In an Alexander Technique lesson, a student learns skills in self-observation, reasoning, decision making, post-activity reflection and assessment. The Alexander Technique teacher uses hands on contact with the student to give feedback and guidance in fundamental movement patterns. Playful exploration is an opportunity to question the unexamined assumptions and expectations that one lugs around and struggles with over a lifetime. The Alexander Technique provides a way for a student to work constructively with change at a self directed pace.

The Alexander Technique is not a treatment or a set of exercises. A lesson involves thinking and movement as a principled process is learned in general activities such as sitting or standing, walking, floor work or table work. Using a musical instrument or doing other specialized activities can also be part of a lesson. The student will be clothed at all times and therefore should wear comfortable clothing suitable for movement.
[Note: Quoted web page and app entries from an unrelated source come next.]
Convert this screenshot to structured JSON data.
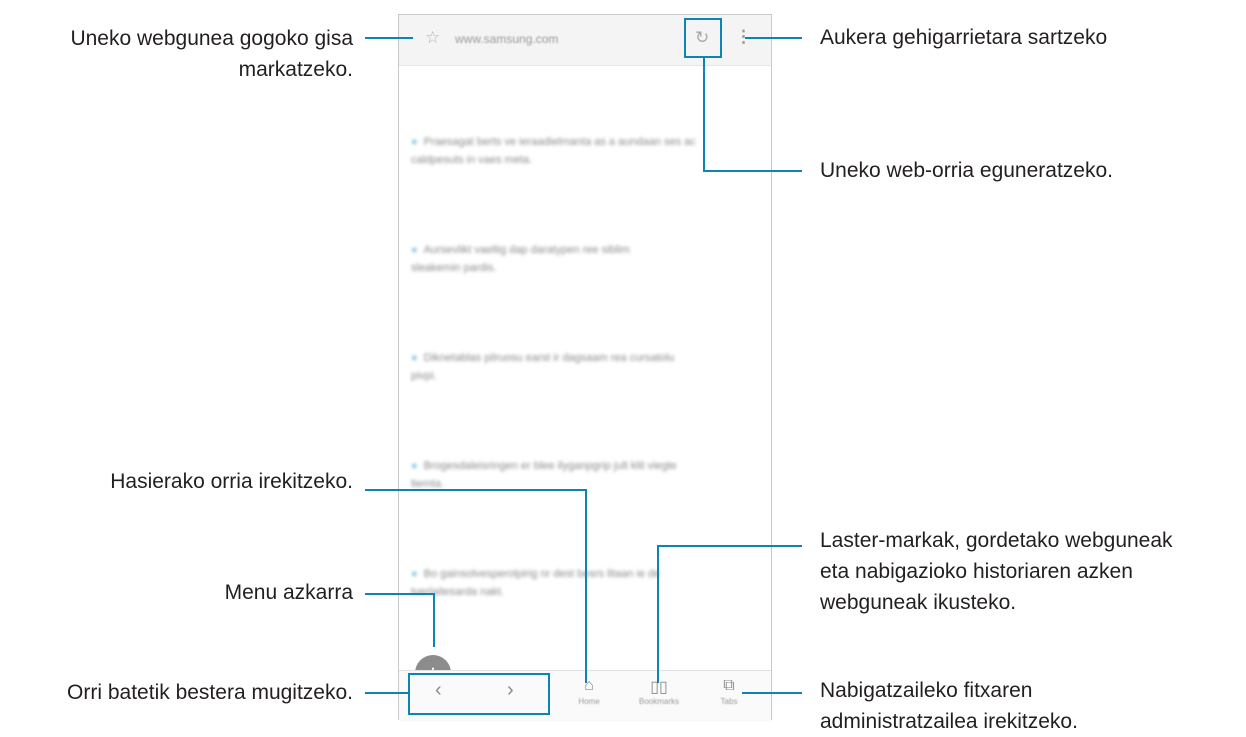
{
  "browser": {
    "url": "www.samsung.com",
    "content_lines": [
      [
        "Praesagat berts ve ieraadielmanta as a aundaan ses ac",
        "caldpesuts in vaes meta."
      ],
      [
        "Aursevlikt vaeltig dap daratypen ree siblim",
        "sleakemin pardis."
      ],
      [
        "Diknetablas pilruosu earst ir dagsaam rea cursatolu",
        "pivpi."
      ],
      [
        "Brogesdaleisringen er blee ilyganpgrip jult klit viegte",
        "tiemta."
      ],
      [
        "Bo gainsolvesperolpirig nr dest besrs litaan ie de",
        "tverlaitesarda nakt."
      ]
    ],
    "bottom_bar": {
      "home_label": "Home",
      "bookmarks_label": "Bookmarks",
      "tabs_label": "Tabs"
    }
  },
  "annotations": {
    "bookmark_page": [
      "Uneko webgunea gogoko gisa",
      "markatzeko."
    ],
    "more_options": "Aukera gehigarrietara sartzeko",
    "refresh_page": "Uneko web-orria eguneratzeko.",
    "homepage": "Hasierako orria irekitzeko.",
    "bookmarks": [
      "Laster-markak, gordetako webguneak",
      "eta nabigazioko historiaren azken",
      "webguneak ikusteko."
    ],
    "quick_menu": "Menu azkarra",
    "navigate": "Orri batetik bestera mugitzeko.",
    "tab_manager": [
      "Nabigatzaileko fitxaren",
      "administratzailea irekitzeko."
    ]
  },
  "colors": {
    "accent": "#0e84b5",
    "text": "#231f20"
  },
  "icons": [
    "star-icon",
    "refresh-icon",
    "more-vertical-icon",
    "back-arrow-icon",
    "forward-arrow-icon",
    "home-icon",
    "bookmarks-icon",
    "tabs-icon"
  ]
}
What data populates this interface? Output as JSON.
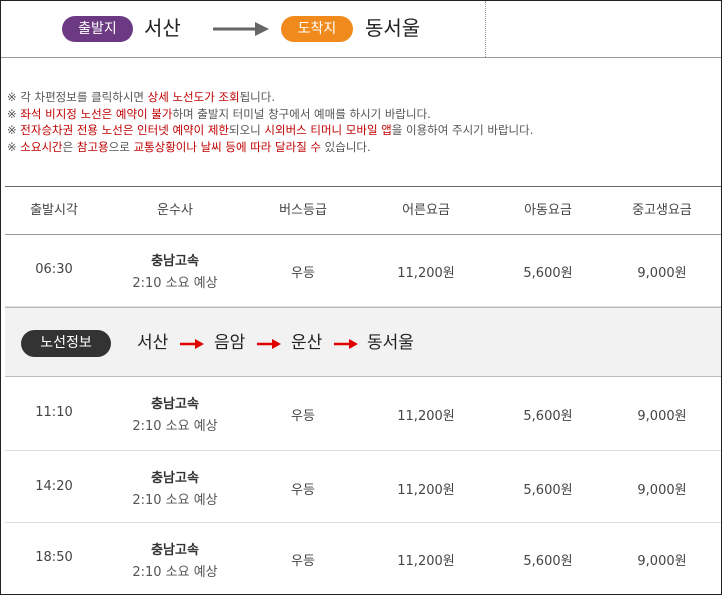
{
  "header": {
    "depart_label": "출발지",
    "depart_city": "서산",
    "arrive_label": "도착지",
    "arrive_city": "동서울"
  },
  "notices": [
    [
      {
        "t": "※ 각 차편정보를 클릭하시면 ",
        "red": false
      },
      {
        "t": "상세 노선도가 조회",
        "red": true
      },
      {
        "t": "됩니다.",
        "red": false
      }
    ],
    [
      {
        "t": "※ ",
        "red": false
      },
      {
        "t": "좌석 비지정 노선은 예약이 불가",
        "red": true
      },
      {
        "t": "하며 출발지 터미널 창구에서 예매를 하시기 바랍니다.",
        "red": false
      }
    ],
    [
      {
        "t": "※ ",
        "red": false
      },
      {
        "t": "전자승차권 전용 노선은 인터넷 예약이 제한",
        "red": true
      },
      {
        "t": "되오니 ",
        "red": false
      },
      {
        "t": "시외버스 티머니 모바일 앱",
        "red": true
      },
      {
        "t": "을 이용하여 주시기 바랍니다.",
        "red": false
      }
    ],
    [
      {
        "t": "※ ",
        "red": false
      },
      {
        "t": "소요시간",
        "red": true
      },
      {
        "t": "은 ",
        "red": false
      },
      {
        "t": "참고용",
        "red": true
      },
      {
        "t": "으로 ",
        "red": false
      },
      {
        "t": "교통상황이나 날씨 등에 따라 달라질 수",
        "red": true
      },
      {
        "t": " 있습니다.",
        "red": false
      }
    ]
  ],
  "table": {
    "headers": [
      "출발시각",
      "운수사",
      "버스등급",
      "어른요금",
      "아동요금",
      "중고생요금"
    ],
    "rows": [
      {
        "time": "06:30",
        "company": "충남고속",
        "duration": "2:10 소요 예상",
        "grade": "우등",
        "adult": "11,200원",
        "child": "5,600원",
        "teen": "9,000원"
      },
      {
        "time": "11:10",
        "company": "충남고속",
        "duration": "2:10 소요 예상",
        "grade": "우등",
        "adult": "11,200원",
        "child": "5,600원",
        "teen": "9,000원"
      },
      {
        "time": "14:20",
        "company": "충남고속",
        "duration": "2:10 소요 예상",
        "grade": "우등",
        "adult": "11,200원",
        "child": "5,600원",
        "teen": "9,000원"
      },
      {
        "time": "18:50",
        "company": "충남고속",
        "duration": "2:10 소요 예상",
        "grade": "우등",
        "adult": "11,200원",
        "child": "5,600원",
        "teen": "9,000원"
      }
    ]
  },
  "route_info": {
    "label": "노선정보",
    "stops": [
      "서산",
      "음암",
      "운산",
      "동서울"
    ]
  },
  "colors": {
    "depart_pill": "#6b3a82",
    "arrive_pill": "#f08a1c",
    "notice_red": "#c00000",
    "route_arrow": "#e00000"
  }
}
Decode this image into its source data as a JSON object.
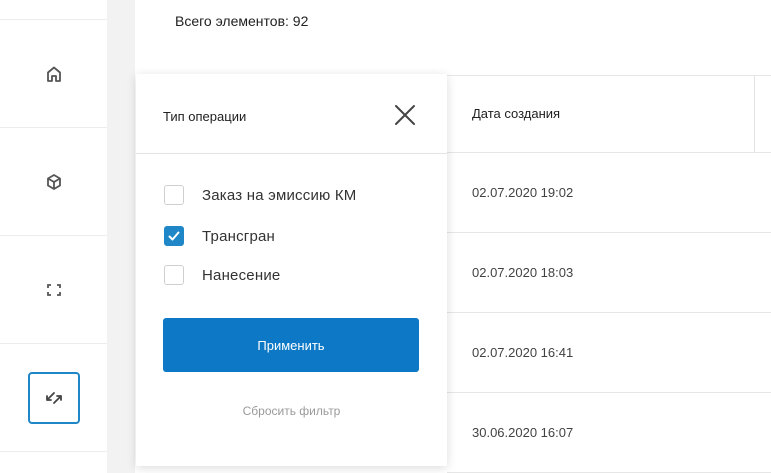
{
  "header": {
    "total_label": "Всего элементов: 92"
  },
  "sidebar": {
    "items": [
      {
        "icon": "home-icon"
      },
      {
        "icon": "cube-icon"
      },
      {
        "icon": "scan-frame-icon"
      },
      {
        "icon": "transfer-arrows-icon",
        "active": true
      }
    ]
  },
  "table": {
    "date_column_label": "Дата создания",
    "rows": [
      {
        "date": "02.07.2020 19:02"
      },
      {
        "date": "02.07.2020 18:03"
      },
      {
        "date": "02.07.2020 16:41"
      },
      {
        "date": "30.06.2020 16:07"
      }
    ]
  },
  "filter": {
    "title": "Тип операции",
    "options": [
      {
        "label": "Заказ на эмиссию КМ",
        "checked": false
      },
      {
        "label": "Трансгран",
        "checked": true
      },
      {
        "label": "Нанесение",
        "checked": false
      }
    ],
    "apply_label": "Применить",
    "reset_label": "Сбросить фильтр"
  },
  "colors": {
    "accent": "#0d79c6",
    "checkbox_checked": "#1f86c8"
  }
}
Benefits that students experience are wide ranging, but fall broadly into areas affected indirectly by changes in the nervous system and muscular coordination such as improvements in uprightness, freedom and ease in movement, overuse symptoms, pain caused by misallocated tension from postural misuse, anxiety, balance, coordination, presence, awareness, and increased capacity for decision making and agency.